Work instructions. Repeat the listing that follows exactly, please.

Source data.
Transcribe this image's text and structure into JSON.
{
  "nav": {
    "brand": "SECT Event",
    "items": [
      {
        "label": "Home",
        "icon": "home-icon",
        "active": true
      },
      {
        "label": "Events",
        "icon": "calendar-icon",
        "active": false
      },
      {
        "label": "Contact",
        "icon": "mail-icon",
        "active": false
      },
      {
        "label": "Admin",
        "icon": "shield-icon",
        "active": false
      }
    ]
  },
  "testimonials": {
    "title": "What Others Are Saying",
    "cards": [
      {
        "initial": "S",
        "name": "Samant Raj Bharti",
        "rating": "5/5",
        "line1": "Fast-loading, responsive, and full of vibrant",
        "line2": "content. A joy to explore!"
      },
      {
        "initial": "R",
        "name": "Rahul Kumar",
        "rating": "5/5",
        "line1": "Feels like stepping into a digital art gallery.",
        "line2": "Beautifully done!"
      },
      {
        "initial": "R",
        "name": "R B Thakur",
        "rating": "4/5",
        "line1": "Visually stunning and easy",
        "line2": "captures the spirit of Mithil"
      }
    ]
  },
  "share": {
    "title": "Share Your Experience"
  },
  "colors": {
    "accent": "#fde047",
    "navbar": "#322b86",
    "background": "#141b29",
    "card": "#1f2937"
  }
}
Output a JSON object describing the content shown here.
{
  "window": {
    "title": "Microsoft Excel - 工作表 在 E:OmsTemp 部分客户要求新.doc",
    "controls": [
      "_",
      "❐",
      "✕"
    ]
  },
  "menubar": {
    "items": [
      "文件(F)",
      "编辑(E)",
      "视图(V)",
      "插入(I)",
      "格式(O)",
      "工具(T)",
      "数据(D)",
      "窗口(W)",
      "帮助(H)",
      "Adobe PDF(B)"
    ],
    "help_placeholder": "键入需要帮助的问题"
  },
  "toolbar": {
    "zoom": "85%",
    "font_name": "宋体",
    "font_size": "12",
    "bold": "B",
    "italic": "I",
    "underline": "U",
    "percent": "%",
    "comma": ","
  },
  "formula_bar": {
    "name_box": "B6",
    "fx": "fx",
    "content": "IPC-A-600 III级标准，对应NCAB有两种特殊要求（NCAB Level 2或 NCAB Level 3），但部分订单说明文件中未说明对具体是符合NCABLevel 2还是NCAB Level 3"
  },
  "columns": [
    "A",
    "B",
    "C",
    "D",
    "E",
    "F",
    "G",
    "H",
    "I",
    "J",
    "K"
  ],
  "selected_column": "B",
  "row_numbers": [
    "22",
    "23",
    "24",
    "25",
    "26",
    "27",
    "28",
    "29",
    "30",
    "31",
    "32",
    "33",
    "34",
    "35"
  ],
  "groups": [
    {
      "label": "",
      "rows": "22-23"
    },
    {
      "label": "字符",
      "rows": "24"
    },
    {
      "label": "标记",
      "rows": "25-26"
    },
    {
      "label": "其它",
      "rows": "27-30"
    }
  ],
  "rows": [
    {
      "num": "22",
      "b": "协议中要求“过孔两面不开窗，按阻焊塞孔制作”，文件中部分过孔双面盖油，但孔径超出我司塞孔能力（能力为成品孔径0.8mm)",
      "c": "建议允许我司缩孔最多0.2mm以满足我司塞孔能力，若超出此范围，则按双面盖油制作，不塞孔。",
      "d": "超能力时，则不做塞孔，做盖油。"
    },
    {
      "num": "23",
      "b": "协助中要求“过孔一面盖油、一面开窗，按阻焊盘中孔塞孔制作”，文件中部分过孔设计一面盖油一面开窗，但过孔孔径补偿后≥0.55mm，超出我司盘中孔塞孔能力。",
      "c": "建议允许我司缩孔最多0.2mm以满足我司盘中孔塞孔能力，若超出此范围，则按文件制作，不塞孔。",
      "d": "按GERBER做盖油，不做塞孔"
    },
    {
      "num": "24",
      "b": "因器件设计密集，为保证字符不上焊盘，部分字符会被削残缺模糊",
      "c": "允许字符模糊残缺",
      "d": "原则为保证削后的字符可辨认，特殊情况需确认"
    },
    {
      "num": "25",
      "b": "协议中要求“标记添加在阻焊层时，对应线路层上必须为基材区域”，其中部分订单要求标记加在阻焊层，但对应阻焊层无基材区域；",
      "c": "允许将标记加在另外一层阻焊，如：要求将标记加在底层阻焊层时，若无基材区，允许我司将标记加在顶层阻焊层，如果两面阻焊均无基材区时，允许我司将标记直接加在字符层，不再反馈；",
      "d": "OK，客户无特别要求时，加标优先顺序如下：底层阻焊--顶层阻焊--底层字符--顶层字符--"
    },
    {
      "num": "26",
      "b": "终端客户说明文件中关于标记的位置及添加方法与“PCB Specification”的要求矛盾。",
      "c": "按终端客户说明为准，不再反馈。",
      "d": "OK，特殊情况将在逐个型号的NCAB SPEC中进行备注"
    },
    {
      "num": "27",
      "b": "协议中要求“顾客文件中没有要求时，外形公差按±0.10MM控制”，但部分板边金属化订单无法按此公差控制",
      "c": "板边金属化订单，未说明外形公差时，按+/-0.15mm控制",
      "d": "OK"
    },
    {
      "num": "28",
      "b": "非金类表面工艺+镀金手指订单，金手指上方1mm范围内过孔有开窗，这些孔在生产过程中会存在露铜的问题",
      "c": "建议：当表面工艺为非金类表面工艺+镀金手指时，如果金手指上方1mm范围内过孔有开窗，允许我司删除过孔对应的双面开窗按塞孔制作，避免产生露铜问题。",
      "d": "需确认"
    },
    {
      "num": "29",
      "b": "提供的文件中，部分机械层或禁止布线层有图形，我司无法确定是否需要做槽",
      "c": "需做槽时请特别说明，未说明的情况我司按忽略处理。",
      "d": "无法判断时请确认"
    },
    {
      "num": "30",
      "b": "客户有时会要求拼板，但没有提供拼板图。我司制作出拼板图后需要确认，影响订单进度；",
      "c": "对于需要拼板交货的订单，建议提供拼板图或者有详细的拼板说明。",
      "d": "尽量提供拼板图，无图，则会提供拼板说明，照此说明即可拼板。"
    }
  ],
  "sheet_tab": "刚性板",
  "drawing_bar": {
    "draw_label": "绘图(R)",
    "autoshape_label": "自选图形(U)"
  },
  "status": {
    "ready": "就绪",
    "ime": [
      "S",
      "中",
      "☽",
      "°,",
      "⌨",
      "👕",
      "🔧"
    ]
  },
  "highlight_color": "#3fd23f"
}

Result of this exercise.
Transcribe this image's text and structure into JSON.
{
  "nav": {
    "brand": "SECT Event",
    "items": [
      {
        "label": "Home",
        "icon": "home-icon",
        "active": true
      },
      {
        "label": "Events",
        "icon": "calendar-icon",
        "active": false
      },
      {
        "label": "Contact",
        "icon": "mail-icon",
        "active": false
      },
      {
        "label": "Admin",
        "icon": "shield-icon",
        "active": false
      }
    ]
  },
  "testimonials": {
    "title": "What Others Are Saying",
    "cards": [
      {
        "initial": "S",
        "name": "Samant Raj Bharti",
        "rating": "5/5",
        "line1": "Fast-loading, responsive, and full of vibrant",
        "line2": "content. A joy to explore!"
      },
      {
        "initial": "R",
        "name": "Rahul Kumar",
        "rating": "5/5",
        "line1": "Feels like stepping into a digital art gallery.",
        "line2": "Beautifully done!"
      },
      {
        "initial": "R",
        "name": "R B Thakur",
        "rating": "4/5",
        "line1": "Visually stunning and easy",
        "line2": "captures the spirit of Mithil"
      }
    ]
  },
  "share": {
    "title": "Share Your Experience"
  },
  "colors": {
    "accent": "#fde047",
    "navbar": "#322b86",
    "background": "#141b29",
    "card": "#1f2937"
  }
}
Output a JSON object describing the content shown here.
{
  "window": {
    "title": "Microsoft Excel - 工作表 在 E:OmsTemp 部分客户要求新.doc",
    "controls": [
      "_",
      "❐",
      "✕"
    ]
  },
  "menubar": {
    "items": [
      "文件(F)",
      "编辑(E)",
      "视图(V)",
      "插入(I)",
      "格式(O)",
      "工具(T)",
      "数据(D)",
      "窗口(W)",
      "帮助(H)",
      "Adobe PDF(B)"
    ],
    "help_placeholder": "键入需要帮助的问题"
  },
  "toolbar": {
    "zoom": "85%",
    "font_name": "宋体",
    "font_size": "12",
    "bold": "B",
    "italic": "I",
    "underline": "U",
    "percent": "%",
    "comma": ","
  },
  "formula_bar": {
    "name_box": "B6",
    "fx": "fx",
    "content": "IPC-A-600 III级标准，对应NCAB有两种特殊要求（NCAB Level 2或 NCAB Level 3），但部分订单说明文件中未说明对具体是符合NCABLevel 2还是NCAB Level 3"
  },
  "columns": [
    "A",
    "B",
    "C",
    "D",
    "E",
    "F",
    "G",
    "H",
    "I",
    "J",
    "K"
  ],
  "selected_column": "B",
  "row_numbers": [
    "22",
    "23",
    "24",
    "25",
    "26",
    "27",
    "28",
    "29",
    "30",
    "31",
    "32",
    "33",
    "34",
    "35"
  ],
  "groups": [
    {
      "label": "",
      "rows": "22-23"
    },
    {
      "label": "字符",
      "rows": "24"
    },
    {
      "label": "标记",
      "rows": "25-26"
    },
    {
      "label": "其它",
      "rows": "27-30"
    }
  ],
  "rows": [
    {
      "num": "22",
      "b": "协议中要求“过孔两面不开窗，按阻焊塞孔制作”，文件中部分过孔双面盖油，但孔径超出我司塞孔能力（能力为成品孔径0.8mm)",
      "c": "建议允许我司缩孔最多0.2mm以满足我司塞孔能力，若超出此范围，则按双面盖油制作，不塞孔。",
      "d": "超能力时，则不做塞孔，做盖油。"
    },
    {
      "num": "23",
      "b": "协助中要求“过孔一面盖油、一面开窗，按阻焊盘中孔塞孔制作”，文件中部分过孔设计一面盖油一面开窗，但过孔孔径补偿后≥0.55mm，超出我司盘中孔塞孔能力。",
      "c": "建议允许我司缩孔最多0.2mm以满足我司盘中孔塞孔能力，若超出此范围，则按文件制作，不塞孔。",
      "d": "按GERBER做盖油，不做塞孔"
    },
    {
      "num": "24",
      "b": "因器件设计密集，为保证字符不上焊盘，部分字符会被削残缺模糊",
      "c": "允许字符模糊残缺",
      "d": "原则为保证削后的字符可辨认，特殊情况需确认"
    },
    {
      "num": "25",
      "b": "协议中要求“标记添加在阻焊层时，对应线路层上必须为基材区域”，其中部分订单要求标记加在阻焊层，但对应阻焊层无基材区域；",
      "c": "允许将标记加在另外一层阻焊，如：要求将标记加在底层阻焊层时，若无基材区，允许我司将标记加在顶层阻焊层，如果两面阻焊均无基材区时，允许我司将标记直接加在字符层，不再反馈；",
      "d": "OK，客户无特别要求时，加标优先顺序如下：底层阻焊--顶层阻焊--底层字符--顶层字符--"
    },
    {
      "num": "26",
      "b": "终端客户说明文件中关于标记的位置及添加方法与“PCB Specification”的要求矛盾。",
      "c": "按终端客户说明为准，不再反馈。",
      "d": "OK，特殊情况将在逐个型号的NCAB SPEC中进行备注"
    },
    {
      "num": "27",
      "b": "协议中要求“顾客文件中没有要求时，外形公差按±0.10MM控制”，但部分板边金属化订单无法按此公差控制",
      "c": "板边金属化订单，未说明外形公差时，按+/-0.15mm控制",
      "d": "OK"
    },
    {
      "num": "28",
      "b": "非金类表面工艺+镀金手指订单，金手指上方1mm范围内过孔有开窗，这些孔在生产过程中会存在露铜的问题",
      "c": "建议：当表面工艺为非金类表面工艺+镀金手指时，如果金手指上方1mm范围内过孔有开窗，允许我司删除过孔对应的双面开窗按塞孔制作，避免产生露铜问题。",
      "d": "需确认"
    },
    {
      "num": "29",
      "b": "提供的文件中，部分机械层或禁止布线层有图形，我司无法确定是否需要做槽",
      "c": "需做槽时请特别说明，未说明的情况我司按忽略处理。",
      "d": "无法判断时请确认"
    },
    {
      "num": "30",
      "b": "客户有时会要求拼板，但没有提供拼板图。我司制作出拼板图后需要确认，影响订单进度；",
      "c": "对于需要拼板交货的订单，建议提供拼板图或者有详细的拼板说明。",
      "d": "尽量提供拼板图，无图，则会提供拼板说明，照此说明即可拼板。"
    }
  ],
  "sheet_tab": "刚性板",
  "drawing_bar": {
    "draw_label": "绘图(R)",
    "autoshape_label": "自选图形(U)"
  },
  "status": {
    "ready": "就绪",
    "ime": [
      "S",
      "中",
      "☽",
      "°,",
      "⌨",
      "👕",
      "🔧"
    ]
  },
  "highlight_color": "#3fd23f"
}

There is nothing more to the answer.